  • Mesh networks are “self configuring;” the network automatically incorporates a new node into the existing structure without needing any adjustments by a network administrator.
  • Mesh networks are “self healing,” since the network automatically finds the fastest and most reliable paths to send data, even if nodes are blocked or lose their signal.
  • Wireless mesh configurations allow local networks to run faster, because local packets don’t have to travel back to a central server.
  • Wireless mesh nodes are easy to install and uninstall, making the network extremely adaptable and expandable as more or less coverage is needed.

Switching and Routing

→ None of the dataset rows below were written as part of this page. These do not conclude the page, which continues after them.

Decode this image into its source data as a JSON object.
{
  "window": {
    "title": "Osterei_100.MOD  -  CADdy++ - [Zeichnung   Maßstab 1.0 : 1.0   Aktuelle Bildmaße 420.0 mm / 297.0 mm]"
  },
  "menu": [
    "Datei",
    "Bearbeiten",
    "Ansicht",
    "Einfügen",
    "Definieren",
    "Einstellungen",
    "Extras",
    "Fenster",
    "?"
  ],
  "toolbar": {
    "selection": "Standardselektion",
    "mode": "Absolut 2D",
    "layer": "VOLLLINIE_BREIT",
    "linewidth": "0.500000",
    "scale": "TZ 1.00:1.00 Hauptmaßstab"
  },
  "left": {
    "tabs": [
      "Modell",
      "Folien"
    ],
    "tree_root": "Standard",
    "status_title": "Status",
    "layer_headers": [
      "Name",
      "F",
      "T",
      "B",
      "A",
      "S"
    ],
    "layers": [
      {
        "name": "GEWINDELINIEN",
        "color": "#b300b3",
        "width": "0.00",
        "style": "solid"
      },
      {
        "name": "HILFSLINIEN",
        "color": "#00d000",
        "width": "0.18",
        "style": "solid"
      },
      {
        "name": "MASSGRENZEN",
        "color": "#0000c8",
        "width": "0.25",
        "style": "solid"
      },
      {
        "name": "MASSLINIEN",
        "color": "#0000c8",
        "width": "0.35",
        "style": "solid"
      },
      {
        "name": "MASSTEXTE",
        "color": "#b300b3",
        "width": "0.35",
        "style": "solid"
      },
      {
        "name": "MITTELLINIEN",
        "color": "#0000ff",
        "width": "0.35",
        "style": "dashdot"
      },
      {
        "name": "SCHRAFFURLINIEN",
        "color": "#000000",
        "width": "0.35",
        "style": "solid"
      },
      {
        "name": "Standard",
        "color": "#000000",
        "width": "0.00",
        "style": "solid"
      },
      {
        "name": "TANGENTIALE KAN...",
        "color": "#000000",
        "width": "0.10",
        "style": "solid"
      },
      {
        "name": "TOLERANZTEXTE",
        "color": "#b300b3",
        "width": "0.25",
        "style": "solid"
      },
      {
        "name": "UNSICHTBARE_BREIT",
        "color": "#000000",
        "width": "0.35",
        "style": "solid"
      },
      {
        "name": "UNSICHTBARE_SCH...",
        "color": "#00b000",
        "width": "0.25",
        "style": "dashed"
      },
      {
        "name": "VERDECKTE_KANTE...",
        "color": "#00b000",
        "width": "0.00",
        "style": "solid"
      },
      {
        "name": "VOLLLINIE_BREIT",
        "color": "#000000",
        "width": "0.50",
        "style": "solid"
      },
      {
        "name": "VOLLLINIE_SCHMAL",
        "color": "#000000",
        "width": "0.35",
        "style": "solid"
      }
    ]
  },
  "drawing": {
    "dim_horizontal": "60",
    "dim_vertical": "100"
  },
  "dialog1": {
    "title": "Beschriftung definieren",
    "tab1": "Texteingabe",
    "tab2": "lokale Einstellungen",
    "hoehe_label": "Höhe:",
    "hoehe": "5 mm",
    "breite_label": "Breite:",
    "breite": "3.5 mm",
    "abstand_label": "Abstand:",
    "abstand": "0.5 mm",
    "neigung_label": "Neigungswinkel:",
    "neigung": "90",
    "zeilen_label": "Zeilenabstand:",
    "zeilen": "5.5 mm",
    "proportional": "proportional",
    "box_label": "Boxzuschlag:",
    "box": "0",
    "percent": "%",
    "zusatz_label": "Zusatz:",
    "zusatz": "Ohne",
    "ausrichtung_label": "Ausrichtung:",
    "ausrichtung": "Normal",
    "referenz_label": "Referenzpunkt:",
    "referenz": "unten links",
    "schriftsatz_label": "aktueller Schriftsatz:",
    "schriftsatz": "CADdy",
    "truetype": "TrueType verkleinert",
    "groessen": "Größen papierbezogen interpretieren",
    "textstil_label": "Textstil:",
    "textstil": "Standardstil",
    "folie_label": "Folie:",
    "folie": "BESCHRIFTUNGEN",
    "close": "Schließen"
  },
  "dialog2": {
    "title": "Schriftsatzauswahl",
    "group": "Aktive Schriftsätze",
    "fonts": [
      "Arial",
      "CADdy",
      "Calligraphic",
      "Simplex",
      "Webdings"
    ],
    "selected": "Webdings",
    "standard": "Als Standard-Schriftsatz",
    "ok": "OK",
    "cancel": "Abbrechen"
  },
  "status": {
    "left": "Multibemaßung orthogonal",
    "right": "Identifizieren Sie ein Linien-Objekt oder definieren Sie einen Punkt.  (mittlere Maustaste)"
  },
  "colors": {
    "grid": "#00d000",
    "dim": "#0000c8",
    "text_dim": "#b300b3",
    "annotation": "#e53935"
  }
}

Routing and switching are the basic functions of network communication. Routing and Switching are different functions of network communications. The main differences between Routing and Switching are as below.

The function of Switching is to switch data packets between devices on the same network (or same LAN – Local Area Network). The function of Routing is to Route packets between different networks (between different LANs – Local Area Networks).

Switches operate at Layer 2 of the OSI Model (Datalink Layer). A switch knows where to send a data packet by using Layer 2 addresses (MAC address – hardware address of a network adapter). A switch maintains a table of MAC addresses (MAC Address table or CAM Table) and what physical switch port they are connected to. The Switching function can be explained more simply that, Switching is the function of moving data packets (Ethernet Frames) within the same LAN (Local Area Network).

Routers operate at Layer 3 of the OSI Model (Network layer). A Router knows where to send a packet by using Network part of the destination IP address. A Router maintains a table called Routing Table and uses the routing table to determine the route to the destination network.